I have just finished a fascinating book called “Why we buy: the science of shopping”, written by Paco Underhill. It describes how the retail shopping experience can be improved (read ‘sell more’) just by monitoring the way in which shoppers interact with the environment in which they shop. Paco’s team have perfected the art of subtly and unobtrusively following shoppers around stores, recording exactly what they do while in the store.
Big retailers call them in to a fix a whole range of problems. Some of the suggestions they come up with are a lot simpler than you would imagine for something as complex as store design. For instance, Paco mentions the story of an Australian store that was having problems selling cut flowers. There was a wide range on offer in the aisle and great foot traffic passed the display but the category was still underperforming compared with other similar-sized supermarkets.
Paco’s team started their monitoring and gradually the issues came to light. Firstly, the flowers were placed in large plastic bins, which made it difficult to see if they were sold individually or as a bunch. The bins also managed to hide the price of each bunch so shoppers had to pull out a bunch from each bin to see what they cost, and by doing so they promptly dripped water all over the aisle.
The highly technical solution was to pull out a few bunches from each bin and place them in an easier-to-reach container and make the price more obvious. Once this was done the flowers started flying out the door and the category performance came up to standard. No extra advertising, no expensive store display, no change of category mix. Probably the simplest of solutions (most in Paco’s book are painfully obvious but frequently missed by retailers) but nevertheless the best solution for the problem.
Unfortunately, when things fail to perform online this type of user analysis is rarely considered an option. (And yes, there are some tools we use so we can see ‘over the shoulder’ of each of your website’s visitors.) But most people think that traffic – or a lack of it – is the reason why a product or service is not selling online. This is the reason why ‘How do I build traffic to my website?’ is one of the top three questions I get asked each week.
However, just like the flower example, finding more traffic is usually not the solution. It wouldn’t have mattered how many people walked past the flower aisle in its original form, those flowers would still have remained stuck in their over-sized buckets.
So how do you know if your low website conversion rate is a problem that has a solution as easy as this one was? Especially when increasing your visitor traffic takes both time and money, while basic web page changes can usually be made in minutes for little investment.
Sometimes it is easy to pick out – here are a few ideas for you to try.
First, it pays to recognise the need for a fresh pair of eyes to help you see problems that have previously remained hidden to you. I am frequently called in to take on this role. All I’m told is that there is a problem (low sales or low conversions) and I’m then left to wander through the person’s website to buy or register for something along the way.
Just like Paco’s team do, it is ideal if you can look over the shoulder of the person using your site. Technology makes this easy. We use Gotomeeting – it allows you to see the reviewer’s computer screen as they click throughyour site.

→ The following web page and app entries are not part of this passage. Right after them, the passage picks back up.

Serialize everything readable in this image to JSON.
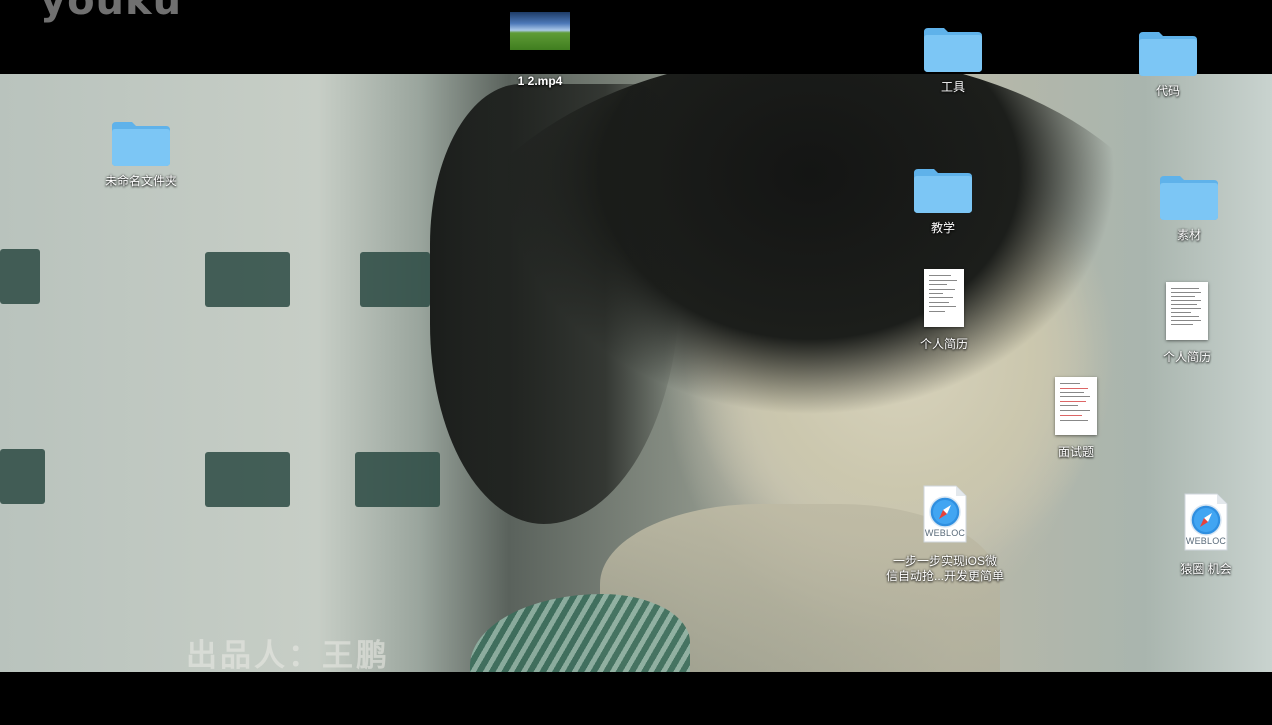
{
  "wallpaper": {
    "watermark": "youku",
    "credit_text": "出品人：王鹏"
  },
  "colors": {
    "folder_body": "#7cc6f5",
    "folder_tab": "#5fb2ea",
    "label_text": "#ffffff",
    "letterbox": "#000000"
  },
  "icons": {
    "video": {
      "label": "1 2.mp4",
      "icon": "video-thumbnail-icon"
    },
    "folder_tools": {
      "label": "工具",
      "icon": "folder-icon"
    },
    "folder_code": {
      "label": "代码",
      "icon": "folder-icon"
    },
    "folder_untitled": {
      "label": "未命名文件夹",
      "icon": "folder-icon"
    },
    "folder_teaching": {
      "label": "教学",
      "icon": "folder-icon"
    },
    "folder_materials": {
      "label": "素材",
      "icon": "folder-icon"
    },
    "resume_1": {
      "label": "个人简历",
      "icon": "document-icon"
    },
    "resume_2": {
      "label": "个人简历",
      "icon": "document-icon"
    },
    "interview": {
      "label": "面试题",
      "icon": "document-icon"
    },
    "webloc_ios": {
      "label_line1": "一步一步实现iOS微",
      "label_line2": "信自动抢...开发更简单",
      "badge": "WEBLOC",
      "icon": "safari-compass-icon"
    },
    "webloc_jobs": {
      "label": "猿圈 机会",
      "badge": "WEBLOC",
      "icon": "safari-compass-icon"
    }
  }
}
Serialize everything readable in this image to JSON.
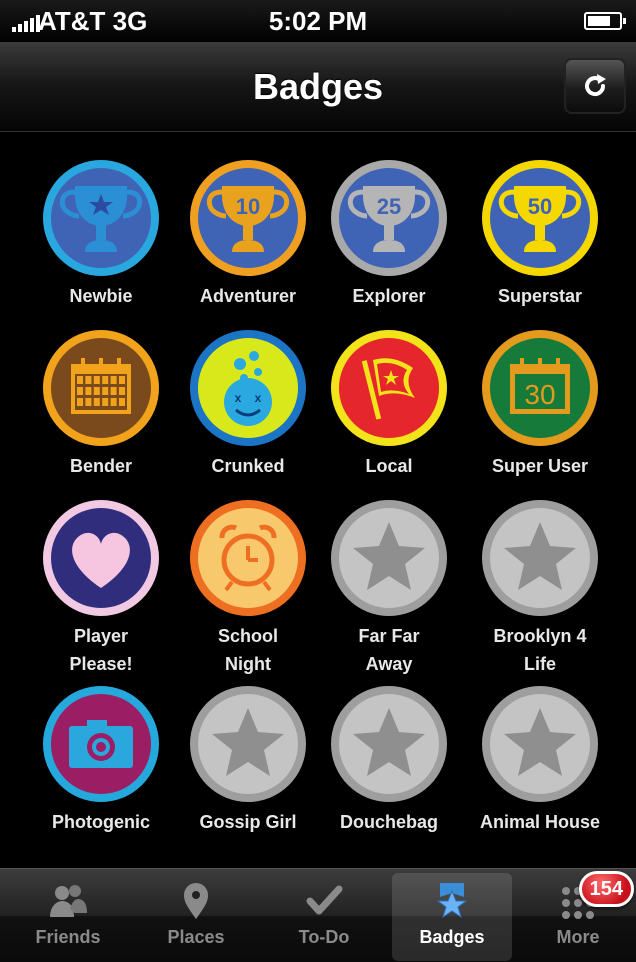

Couple this with a phone call so you can hear them mutter away about what they want to do but are having problems with and you are set. We go one step further and record the process so website owners can refer to the session later on as they work through making any changes identified.
Fresh eyes will pick up ‘instruction text’ that trips up rather than guides visitors through their shopping experience. For an e-commerce site, the main instruction points occur during these stages: adding product to a cart, checking out the purchase, entering personal details, entering billing details, and confirming the purchase. There’s a lot in here to cause problems for a first-time shopper. (Any website analytics tool should confirm how big the problem is by the percentage of people that fall out of the buying process at each stage of the sale.)
Last week I reviewed a website that had some problems in this area. Their instructions were not clear on how the shipping cost was applied and what you needed to do to register your details. I was running a Gotomeeting session, with the website owner seeing what I was doing, while I talked through what content was causing my confusion. I picked up obvious things that they had missed because they had seen their site too often. So when we reached the problem stages they didn’t really need my comments, they were obvious to them too – it was just that they had missed them before. We found problems with four areas and suggested some small changes that should have a dramatic effect on improving their conversion rates.
Finally, once you have all your ‘instructions’ working well, you need to look at the softer side of the sale – the level of assurance your site provides the first-time shopper. When thinking about how much of this is required I always think of my father-in-law as the shopper we are dealing with. How would he feel as he worked through the sales process for the first time? Would the text be big enough? Are the action buttons absolutely clear? Are all his questions answered in such a way as to make him feel comfortable making his first online purchase on the site I am reviewing?
Assumption is the problem here. You know you have a 14-day money-back guarantee with nice customer service staff to help with any returns but unless you make these statements obvious on your order pages nobody else will know. Remember the recent concern over security of the online payment of Auckland toll transactions? How do you tell your shoppers your site is secure?
These three points done properly should pick up the small, obvious changes that can have a big effect on your site’s conversion rate. Don’t underestimate how much these little alterations can do. As I was once told by a successful retail manager “Retail is detail” – well, the same applies online.